■ **EXERCISE DETAILS**
Word for word, reproduce the records that follow.

# # #

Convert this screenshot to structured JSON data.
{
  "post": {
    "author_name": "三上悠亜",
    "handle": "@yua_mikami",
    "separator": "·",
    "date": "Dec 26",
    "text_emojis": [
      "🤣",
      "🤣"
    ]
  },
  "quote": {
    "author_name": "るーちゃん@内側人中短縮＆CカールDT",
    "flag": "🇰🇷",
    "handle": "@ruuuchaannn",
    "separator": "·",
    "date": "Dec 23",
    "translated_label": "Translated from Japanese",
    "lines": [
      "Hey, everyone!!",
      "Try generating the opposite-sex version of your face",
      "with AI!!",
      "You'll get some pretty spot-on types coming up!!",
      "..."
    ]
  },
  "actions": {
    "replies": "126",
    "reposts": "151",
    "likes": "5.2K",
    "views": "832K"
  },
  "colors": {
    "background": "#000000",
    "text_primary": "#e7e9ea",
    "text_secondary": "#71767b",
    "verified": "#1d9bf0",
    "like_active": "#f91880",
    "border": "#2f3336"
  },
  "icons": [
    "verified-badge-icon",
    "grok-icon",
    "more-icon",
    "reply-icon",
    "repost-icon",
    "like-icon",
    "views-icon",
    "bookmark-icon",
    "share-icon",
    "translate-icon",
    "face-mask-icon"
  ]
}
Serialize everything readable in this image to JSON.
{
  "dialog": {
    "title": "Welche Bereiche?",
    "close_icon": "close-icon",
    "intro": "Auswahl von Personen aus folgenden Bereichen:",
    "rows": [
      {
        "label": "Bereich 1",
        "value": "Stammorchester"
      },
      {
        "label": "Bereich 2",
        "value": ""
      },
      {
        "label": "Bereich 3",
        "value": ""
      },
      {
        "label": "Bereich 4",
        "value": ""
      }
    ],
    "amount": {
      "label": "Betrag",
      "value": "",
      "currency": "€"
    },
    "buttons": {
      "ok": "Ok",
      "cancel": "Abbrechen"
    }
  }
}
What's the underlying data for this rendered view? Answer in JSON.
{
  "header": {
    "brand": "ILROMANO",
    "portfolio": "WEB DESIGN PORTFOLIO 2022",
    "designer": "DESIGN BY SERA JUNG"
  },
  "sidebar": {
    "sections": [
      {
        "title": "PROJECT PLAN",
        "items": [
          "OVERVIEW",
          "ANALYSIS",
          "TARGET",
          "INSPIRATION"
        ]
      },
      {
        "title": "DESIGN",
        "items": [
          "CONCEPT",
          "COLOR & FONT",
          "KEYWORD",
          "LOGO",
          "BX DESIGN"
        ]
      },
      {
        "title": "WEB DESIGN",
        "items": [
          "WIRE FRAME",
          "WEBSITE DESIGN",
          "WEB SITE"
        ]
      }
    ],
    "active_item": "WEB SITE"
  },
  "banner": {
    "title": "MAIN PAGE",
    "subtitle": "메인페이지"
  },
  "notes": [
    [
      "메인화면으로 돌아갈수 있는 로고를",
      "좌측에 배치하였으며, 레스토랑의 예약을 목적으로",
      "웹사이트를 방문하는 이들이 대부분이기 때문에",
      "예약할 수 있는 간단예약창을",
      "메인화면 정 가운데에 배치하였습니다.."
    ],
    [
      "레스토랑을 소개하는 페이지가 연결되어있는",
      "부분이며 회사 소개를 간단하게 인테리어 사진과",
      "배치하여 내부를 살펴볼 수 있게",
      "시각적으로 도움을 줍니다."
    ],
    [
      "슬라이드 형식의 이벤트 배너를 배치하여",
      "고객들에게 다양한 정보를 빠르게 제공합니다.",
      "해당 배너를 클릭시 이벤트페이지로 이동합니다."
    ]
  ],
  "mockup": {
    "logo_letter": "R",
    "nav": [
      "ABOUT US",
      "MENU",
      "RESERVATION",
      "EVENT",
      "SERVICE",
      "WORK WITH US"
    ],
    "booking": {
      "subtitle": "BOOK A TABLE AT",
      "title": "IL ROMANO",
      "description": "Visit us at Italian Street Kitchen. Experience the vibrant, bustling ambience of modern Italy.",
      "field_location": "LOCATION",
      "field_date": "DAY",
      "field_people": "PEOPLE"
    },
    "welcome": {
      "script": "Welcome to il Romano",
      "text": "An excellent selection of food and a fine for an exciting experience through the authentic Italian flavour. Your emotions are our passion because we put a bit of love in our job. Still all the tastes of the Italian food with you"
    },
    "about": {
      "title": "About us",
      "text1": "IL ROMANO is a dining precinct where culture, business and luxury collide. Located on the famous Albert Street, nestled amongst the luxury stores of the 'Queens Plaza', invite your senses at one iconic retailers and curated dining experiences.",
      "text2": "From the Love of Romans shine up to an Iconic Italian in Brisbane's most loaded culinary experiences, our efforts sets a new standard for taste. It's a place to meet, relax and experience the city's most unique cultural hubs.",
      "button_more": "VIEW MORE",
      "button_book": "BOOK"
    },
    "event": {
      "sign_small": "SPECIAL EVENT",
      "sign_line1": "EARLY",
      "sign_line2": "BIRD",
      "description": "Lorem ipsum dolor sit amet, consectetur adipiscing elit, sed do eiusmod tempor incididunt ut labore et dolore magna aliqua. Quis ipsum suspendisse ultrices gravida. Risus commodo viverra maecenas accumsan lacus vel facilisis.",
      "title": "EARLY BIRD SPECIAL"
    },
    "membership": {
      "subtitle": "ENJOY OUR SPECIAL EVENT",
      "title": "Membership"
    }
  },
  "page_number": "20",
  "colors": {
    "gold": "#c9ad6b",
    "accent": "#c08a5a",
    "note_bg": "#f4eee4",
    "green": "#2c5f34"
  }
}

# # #

■ **ANSWER TO THIS PROBLEM**
Convert this screenshot to structured JSON data.
{
  "post": {
    "author_name": "三上悠亜",
    "handle": "@yua_mikami",
    "separator": "·",
    "date": "Dec 26",
    "text_emojis": [
      "🤣",
      "🤣"
    ]
  },
  "quote": {
    "author_name": "るーちゃん@内側人中短縮＆CカールDT",
    "flag": "🇰🇷",
    "handle": "@ruuuchaannn",
    "separator": "·",
    "date": "Dec 23",
    "translated_label": "Translated from Japanese",
    "lines": [
      "Hey, everyone!!",
      "Try generating the opposite-sex version of your face",
      "with AI!!",
      "You'll get some pretty spot-on types coming up!!",
      "..."
    ]
  },
  "actions": {
    "replies": "126",
    "reposts": "151",
    "likes": "5.2K",
    "views": "832K"
  },
  "colors": {
    "background": "#000000",
    "text_primary": "#e7e9ea",
    "text_secondary": "#71767b",
    "verified": "#1d9bf0",
    "like_active": "#f91880",
    "border": "#2f3336"
  },
  "icons": [
    "verified-badge-icon",
    "grok-icon",
    "more-icon",
    "reply-icon",
    "repost-icon",
    "like-icon",
    "views-icon",
    "bookmark-icon",
    "share-icon",
    "translate-icon",
    "face-mask-icon"
  ]
}
Serialize everything readable in this image to JSON.
{
  "dialog": {
    "title": "Welche Bereiche?",
    "close_icon": "close-icon",
    "intro": "Auswahl von Personen aus folgenden Bereichen:",
    "rows": [
      {
        "label": "Bereich 1",
        "value": "Stammorchester"
      },
      {
        "label": "Bereich 2",
        "value": ""
      },
      {
        "label": "Bereich 3",
        "value": ""
      },
      {
        "label": "Bereich 4",
        "value": ""
      }
    ],
    "amount": {
      "label": "Betrag",
      "value": "",
      "currency": "€"
    },
    "buttons": {
      "ok": "Ok",
      "cancel": "Abbrechen"
    }
  }
}
What's the underlying data for this rendered view? Answer in JSON.
{
  "header": {
    "brand": "ILROMANO",
    "portfolio": "WEB DESIGN PORTFOLIO 2022",
    "designer": "DESIGN BY SERA JUNG"
  },
  "sidebar": {
    "sections": [
      {
        "title": "PROJECT PLAN",
        "items": [
          "OVERVIEW",
          "ANALYSIS",
          "TARGET",
          "INSPIRATION"
        ]
      },
      {
        "title": "DESIGN",
        "items": [
          "CONCEPT",
          "COLOR & FONT",
          "KEYWORD",
          "LOGO",
          "BX DESIGN"
        ]
      },
      {
        "title": "WEB DESIGN",
        "items": [
          "WIRE FRAME",
          "WEBSITE DESIGN",
          "WEB SITE"
        ]
      }
    ],
    "active_item": "WEB SITE"
  },
  "banner": {
    "title": "MAIN PAGE",
    "subtitle": "메인페이지"
  },
  "notes": [
    [
      "메인화면으로 돌아갈수 있는 로고를",
      "좌측에 배치하였으며, 레스토랑의 예약을 목적으로",
      "웹사이트를 방문하는 이들이 대부분이기 때문에",
      "예약할 수 있는 간단예약창을",
      "메인화면 정 가운데에 배치하였습니다.."
    ],
    [
      "레스토랑을 소개하는 페이지가 연결되어있는",
      "부분이며 회사 소개를 간단하게 인테리어 사진과",
      "배치하여 내부를 살펴볼 수 있게",
      "시각적으로 도움을 줍니다."
    ],
    [
      "슬라이드 형식의 이벤트 배너를 배치하여",
      "고객들에게 다양한 정보를 빠르게 제공합니다.",
      "해당 배너를 클릭시 이벤트페이지로 이동합니다."
    ]
  ],
  "mockup": {
    "logo_letter": "R",
    "nav": [
      "ABOUT US",
      "MENU",
      "RESERVATION",
      "EVENT",
      "SERVICE",
      "WORK WITH US"
    ],
    "booking": {
      "subtitle": "BOOK A TABLE AT",
      "title": "IL ROMANO",
      "description": "Visit us at Italian Street Kitchen. Experience the vibrant, bustling ambience of modern Italy.",
      "field_location": "LOCATION",
      "field_date": "DAY",
      "field_people": "PEOPLE"
    },
    "welcome": {
      "script": "Welcome to il Romano",
      "text": "An excellent selection of food and a fine for an exciting experience through the authentic Italian flavour. Your emotions are our passion because we put a bit of love in our job. Still all the tastes of the Italian food with you"
    },
    "about": {
      "title": "About us",
      "text1": "IL ROMANO is a dining precinct where culture, business and luxury collide. Located on the famous Albert Street, nestled amongst the luxury stores of the 'Queens Plaza', invite your senses at one iconic retailers and curated dining experiences.",
      "text2": "From the Love of Romans shine up to an Iconic Italian in Brisbane's most loaded culinary experiences, our efforts sets a new standard for taste. It's a place to meet, relax and experience the city's most unique cultural hubs.",
      "button_more": "VIEW MORE",
      "button_book": "BOOK"
    },
    "event": {
      "sign_small": "SPECIAL EVENT",
      "sign_line1": "EARLY",
      "sign_line2": "BIRD",
      "description": "Lorem ipsum dolor sit amet, consectetur adipiscing elit, sed do eiusmod tempor incididunt ut labore et dolore magna aliqua. Quis ipsum suspendisse ultrices gravida. Risus commodo viverra maecenas accumsan lacus vel facilisis.",
      "title": "EARLY BIRD SPECIAL"
    },
    "membership": {
      "subtitle": "ENJOY OUR SPECIAL EVENT",
      "title": "Membership"
    }
  },
  "page_number": "20",
  "colors": {
    "gold": "#c9ad6b",
    "accent": "#c08a5a",
    "note_bg": "#f4eee4",
    "green": "#2c5f34"
  }
}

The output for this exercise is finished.